Houston Chronicle [EXCELLENT]
"The Family Fang--and, really, I cannot believe I am about to type this--is almost a mash-up of The Addams Family and The Man Who Loved Children, Christina Stead's sharp, unblinking look at the politics of a cataclysmically broken family. ... The Family Fang is a delicious book by a stunningly nimble writer." MAGGIE GALEHOUSE
New York Times [EXCELLENT]
"Mr. Wilson, though he writes wittily about various outre Fang performance pieces, resists putting too much emphasis on the family gimmick. ... [Wilson] has created a memorable shorthand for describing parent-child deceptions and for ways in which creative art and destructive behavior intersect." JANET MASLIN
Entertainment Weekly [EXCELLENT]
"Wilson writes with the studied quirkiness of George Saunders or filmmaker Wes Anderson, and there's some genuine warmth beneath all the surface eccentricity." THOM GEIER
Cleveland Plain Dealer [GOOD]
"The novel reads quickly, toggling between scenes of past Fang disruptions and the present, but the narrative ease and wit come at the expense of credulity and characterization. ... [Mostly], this novel revels in its anarchist glee." VIKAS TURAKHIA

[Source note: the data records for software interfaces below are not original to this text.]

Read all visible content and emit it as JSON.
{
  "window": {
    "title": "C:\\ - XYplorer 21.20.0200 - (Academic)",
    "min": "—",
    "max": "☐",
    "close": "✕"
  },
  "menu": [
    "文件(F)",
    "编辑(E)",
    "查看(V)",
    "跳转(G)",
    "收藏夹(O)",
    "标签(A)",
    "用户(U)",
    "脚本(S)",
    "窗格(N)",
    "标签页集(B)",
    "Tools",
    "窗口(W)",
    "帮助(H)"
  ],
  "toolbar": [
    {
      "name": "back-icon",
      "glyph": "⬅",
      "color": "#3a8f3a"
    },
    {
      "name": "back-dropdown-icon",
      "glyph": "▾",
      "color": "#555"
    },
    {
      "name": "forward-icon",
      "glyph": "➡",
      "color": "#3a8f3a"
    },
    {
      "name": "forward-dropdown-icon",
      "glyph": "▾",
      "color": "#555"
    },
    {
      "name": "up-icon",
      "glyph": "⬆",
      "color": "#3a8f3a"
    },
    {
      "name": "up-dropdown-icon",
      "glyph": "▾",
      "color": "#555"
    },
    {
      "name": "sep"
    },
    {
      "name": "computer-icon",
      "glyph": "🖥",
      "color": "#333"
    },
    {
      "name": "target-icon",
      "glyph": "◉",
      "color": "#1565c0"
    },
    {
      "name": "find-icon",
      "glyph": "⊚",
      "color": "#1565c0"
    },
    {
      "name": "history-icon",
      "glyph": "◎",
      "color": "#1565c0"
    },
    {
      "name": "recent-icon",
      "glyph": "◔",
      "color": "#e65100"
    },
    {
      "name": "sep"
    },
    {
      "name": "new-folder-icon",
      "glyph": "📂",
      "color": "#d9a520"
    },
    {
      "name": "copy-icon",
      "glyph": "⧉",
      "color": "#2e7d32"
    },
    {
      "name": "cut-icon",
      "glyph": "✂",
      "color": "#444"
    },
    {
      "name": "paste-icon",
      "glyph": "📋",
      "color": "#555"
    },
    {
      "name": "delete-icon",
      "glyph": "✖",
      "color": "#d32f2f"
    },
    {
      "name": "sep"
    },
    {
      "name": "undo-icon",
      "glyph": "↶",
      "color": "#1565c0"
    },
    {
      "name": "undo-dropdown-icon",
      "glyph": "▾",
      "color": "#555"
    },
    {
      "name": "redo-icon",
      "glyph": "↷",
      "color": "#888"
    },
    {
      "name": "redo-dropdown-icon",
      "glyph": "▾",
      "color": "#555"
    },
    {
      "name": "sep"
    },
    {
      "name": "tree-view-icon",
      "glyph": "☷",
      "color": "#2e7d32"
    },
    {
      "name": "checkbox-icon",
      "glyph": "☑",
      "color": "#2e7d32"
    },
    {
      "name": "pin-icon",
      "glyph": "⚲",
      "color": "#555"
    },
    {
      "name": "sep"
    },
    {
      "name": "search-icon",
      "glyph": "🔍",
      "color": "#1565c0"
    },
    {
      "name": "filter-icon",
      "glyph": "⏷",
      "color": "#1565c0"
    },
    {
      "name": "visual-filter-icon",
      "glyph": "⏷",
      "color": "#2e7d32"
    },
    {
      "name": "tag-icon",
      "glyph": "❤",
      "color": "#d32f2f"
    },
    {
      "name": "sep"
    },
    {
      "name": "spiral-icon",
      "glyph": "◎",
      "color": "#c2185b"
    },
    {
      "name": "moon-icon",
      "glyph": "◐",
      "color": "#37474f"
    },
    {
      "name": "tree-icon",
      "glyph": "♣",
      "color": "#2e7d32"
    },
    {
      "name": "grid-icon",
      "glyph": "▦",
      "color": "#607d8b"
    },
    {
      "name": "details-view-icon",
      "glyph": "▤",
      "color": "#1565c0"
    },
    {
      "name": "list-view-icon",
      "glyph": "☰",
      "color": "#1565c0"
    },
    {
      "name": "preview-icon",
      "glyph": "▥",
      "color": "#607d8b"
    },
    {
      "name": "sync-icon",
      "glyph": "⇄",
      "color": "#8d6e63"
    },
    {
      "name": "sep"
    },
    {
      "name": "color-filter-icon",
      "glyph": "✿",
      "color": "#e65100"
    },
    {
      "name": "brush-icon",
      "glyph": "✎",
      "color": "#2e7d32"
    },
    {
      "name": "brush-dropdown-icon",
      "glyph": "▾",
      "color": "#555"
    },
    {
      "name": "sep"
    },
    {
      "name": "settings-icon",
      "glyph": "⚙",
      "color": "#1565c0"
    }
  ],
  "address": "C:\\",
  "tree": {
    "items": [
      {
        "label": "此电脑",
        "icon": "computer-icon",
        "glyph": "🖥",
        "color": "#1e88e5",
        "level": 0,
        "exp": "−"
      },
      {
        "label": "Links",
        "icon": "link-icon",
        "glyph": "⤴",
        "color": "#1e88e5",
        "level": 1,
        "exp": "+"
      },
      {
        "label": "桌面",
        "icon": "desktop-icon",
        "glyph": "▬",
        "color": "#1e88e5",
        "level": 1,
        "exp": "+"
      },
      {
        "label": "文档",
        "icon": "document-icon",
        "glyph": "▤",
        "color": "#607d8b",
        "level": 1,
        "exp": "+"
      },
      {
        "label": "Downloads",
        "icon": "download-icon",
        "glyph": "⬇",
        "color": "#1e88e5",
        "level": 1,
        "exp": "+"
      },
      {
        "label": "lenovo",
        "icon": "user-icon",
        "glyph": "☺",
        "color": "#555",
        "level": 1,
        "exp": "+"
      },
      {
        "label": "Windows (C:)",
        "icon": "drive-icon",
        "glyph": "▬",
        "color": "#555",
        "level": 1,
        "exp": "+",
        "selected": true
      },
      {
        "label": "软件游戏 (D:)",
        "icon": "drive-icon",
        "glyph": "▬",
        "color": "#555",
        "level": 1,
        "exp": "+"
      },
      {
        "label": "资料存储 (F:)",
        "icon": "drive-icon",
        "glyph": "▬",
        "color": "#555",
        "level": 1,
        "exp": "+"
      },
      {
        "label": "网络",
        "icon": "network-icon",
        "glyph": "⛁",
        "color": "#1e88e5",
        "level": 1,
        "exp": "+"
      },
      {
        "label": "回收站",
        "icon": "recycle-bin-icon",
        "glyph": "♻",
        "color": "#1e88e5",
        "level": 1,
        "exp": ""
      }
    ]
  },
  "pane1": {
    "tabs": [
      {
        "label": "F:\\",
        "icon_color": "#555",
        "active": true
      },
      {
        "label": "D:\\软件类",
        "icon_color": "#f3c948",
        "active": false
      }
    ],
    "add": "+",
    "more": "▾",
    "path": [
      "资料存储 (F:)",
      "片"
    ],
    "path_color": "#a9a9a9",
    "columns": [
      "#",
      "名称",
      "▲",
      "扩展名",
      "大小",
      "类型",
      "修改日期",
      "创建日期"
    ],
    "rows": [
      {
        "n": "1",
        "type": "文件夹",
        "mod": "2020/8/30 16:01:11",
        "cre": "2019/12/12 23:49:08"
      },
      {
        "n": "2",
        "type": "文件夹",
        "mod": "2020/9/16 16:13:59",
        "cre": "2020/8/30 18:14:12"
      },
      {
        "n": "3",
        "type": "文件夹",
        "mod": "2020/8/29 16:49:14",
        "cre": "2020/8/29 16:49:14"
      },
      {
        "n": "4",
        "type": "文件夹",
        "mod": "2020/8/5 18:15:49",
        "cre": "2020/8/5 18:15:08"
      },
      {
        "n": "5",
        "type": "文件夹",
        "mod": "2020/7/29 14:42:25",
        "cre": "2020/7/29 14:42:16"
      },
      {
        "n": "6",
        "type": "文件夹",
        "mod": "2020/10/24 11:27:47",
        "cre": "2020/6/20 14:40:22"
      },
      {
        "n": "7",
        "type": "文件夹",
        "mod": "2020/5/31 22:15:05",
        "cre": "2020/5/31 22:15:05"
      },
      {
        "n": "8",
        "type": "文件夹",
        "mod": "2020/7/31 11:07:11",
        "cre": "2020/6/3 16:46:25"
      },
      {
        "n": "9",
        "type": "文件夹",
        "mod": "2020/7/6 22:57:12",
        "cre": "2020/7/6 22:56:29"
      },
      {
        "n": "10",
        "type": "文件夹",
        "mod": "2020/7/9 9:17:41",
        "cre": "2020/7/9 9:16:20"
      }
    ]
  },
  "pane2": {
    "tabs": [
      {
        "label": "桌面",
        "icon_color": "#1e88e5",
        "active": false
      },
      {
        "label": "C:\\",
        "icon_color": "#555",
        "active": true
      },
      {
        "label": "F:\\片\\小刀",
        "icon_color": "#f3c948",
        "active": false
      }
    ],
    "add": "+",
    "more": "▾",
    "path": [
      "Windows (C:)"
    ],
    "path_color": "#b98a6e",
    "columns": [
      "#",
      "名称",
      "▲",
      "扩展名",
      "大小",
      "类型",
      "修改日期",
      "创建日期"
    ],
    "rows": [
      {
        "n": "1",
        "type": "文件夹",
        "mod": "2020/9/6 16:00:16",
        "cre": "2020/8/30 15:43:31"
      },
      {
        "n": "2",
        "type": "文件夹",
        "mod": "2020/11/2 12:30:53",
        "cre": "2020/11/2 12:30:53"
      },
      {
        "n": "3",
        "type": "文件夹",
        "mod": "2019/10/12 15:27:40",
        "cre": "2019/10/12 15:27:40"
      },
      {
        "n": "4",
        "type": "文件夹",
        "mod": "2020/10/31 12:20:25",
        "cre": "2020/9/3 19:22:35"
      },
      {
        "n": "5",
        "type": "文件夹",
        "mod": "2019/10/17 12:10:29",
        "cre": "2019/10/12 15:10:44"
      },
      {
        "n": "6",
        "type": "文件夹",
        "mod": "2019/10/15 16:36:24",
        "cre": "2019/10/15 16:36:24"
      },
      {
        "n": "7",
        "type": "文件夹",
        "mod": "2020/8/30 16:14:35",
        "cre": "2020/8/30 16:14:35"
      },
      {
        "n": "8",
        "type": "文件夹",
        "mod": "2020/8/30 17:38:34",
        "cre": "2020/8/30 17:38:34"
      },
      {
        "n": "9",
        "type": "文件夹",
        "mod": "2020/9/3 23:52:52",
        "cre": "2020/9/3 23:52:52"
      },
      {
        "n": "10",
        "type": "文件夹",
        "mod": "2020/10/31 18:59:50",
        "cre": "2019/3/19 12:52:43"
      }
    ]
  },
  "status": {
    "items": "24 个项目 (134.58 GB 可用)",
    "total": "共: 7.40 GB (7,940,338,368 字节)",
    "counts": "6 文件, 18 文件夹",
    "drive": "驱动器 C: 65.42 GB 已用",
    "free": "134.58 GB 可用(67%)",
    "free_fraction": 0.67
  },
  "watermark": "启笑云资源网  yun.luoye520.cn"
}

At heart, The Family Fang raises questions about the value of art (especially when children become sacrificial lambs) and explores familial deception and the damaging consequences of selfish, dysfunctional parents. Critics couldn't help but praise the framework that brought these themes to the fore: bizarre, hilarious, comic, compelling, and just a little bit tragic. Nor did they voice complaints about the exquisite writing. The only real criticism was the characterization of the parents: the Boston Globe called them "a pair of dreadfully pretentious dingbats" that compromised the novel's premise, and the Cleveland Plain Dealer compared them to "a recurring couple in Victoria Roberts' New Yorker cartoons." But most readers will find themselves on an absorbing, comic adventure with the Family Fang.